Have you ever been young? Have you ever been head over heels in love? Have you ever been head over heels in love with someone who tore out your heartHave you ever been young? Have you ever been head over heels in love? Have you ever been head over heels in love with someone who tore out your heart and stomped that sucker flat? Do you love books? Do you love books more than life itself? Do you love a *certain* book more than life itself? Have you ever felt the thrill of sharing that *certain* book with someone you really, really like? Have you ever lost someone close to you? Have you ever lost someone close to you from cancer? Have you ever been seriously ill, disappointed, mad at the world, afraid of death? Have you ever tried to hide your pathetic human loserhood behind a barricade of sarcasm and verbal swordplay?
Have you ever been to Amsterdam?
If you can answer "yes" to any of these questions, then this book is for you. It is gorgeous, sad, hilarious, and full of TRUTH.
"You don't get to choose if you get hurt in this world.....but you do have some say in who hurts you. I like my choices."...more
This is an outstanding book. Every healthcare provider should read it. What would you do if you were trapped in a hospital during a disaster? How do yThis is an outstanding book. Every healthcare provider should read it. What would you do if you were trapped in a hospital during a disaster? How do you care for critical patients when it appears that the rest of the world has forgotten you, or are unable to help? After Hurricane Katrina and its aftermath, I promised myself that I would not depend on the government for rescue if I were ever caught in a catastrophe. This book reinforces that decision for me. It is also sickening to read how the corporate greed of Baptist Memorial's parent company and the detachment of their executives led to delays in evacuation and procurement of aid for patients and staff. This really isn't surprising to anyone who works in healthcare today, but it is still disturbing to hear.

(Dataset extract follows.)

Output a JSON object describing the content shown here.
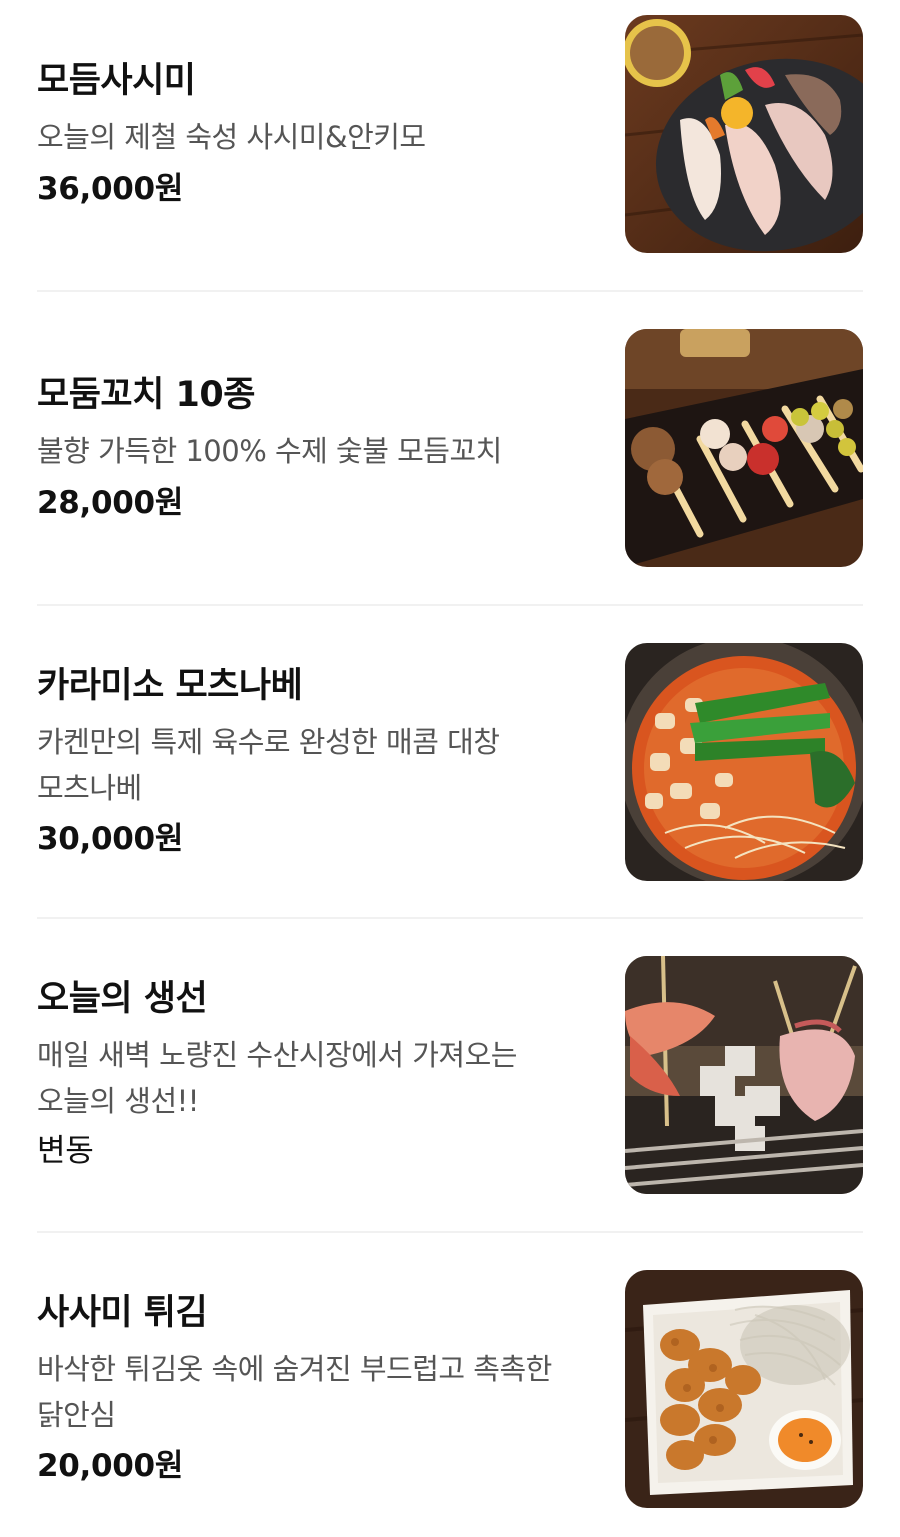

My favorite part of the book: during the attempt to evacuate the NICU, a neonatologist did one of the most courageous things I have ever heard described. In the midst of the chaos and disorganization during the uncoordinated helicopter evacuation efforts, he removed a critically ill premature infant from a high frequency oscillatory ventilator and climbed several flights of stairs to Baptist's helipad carrying only the infant, a portable tank of oxygen, and a resuscitation bag. On the helipad, the physician defied a pilot's shouted orders that no infants would be allowed on the flight, instead jumping into the front seat of the helicopter with only the tiny patient and this minimal equipment. He hand-ventilated the baby all the way to Baton Rouge with only his eyes for monitoring. This patient is alive today, thanks to the efforts of this courageous man. I hope that I would have the guts to do the same thing, if I were faced with a similar situation. ...more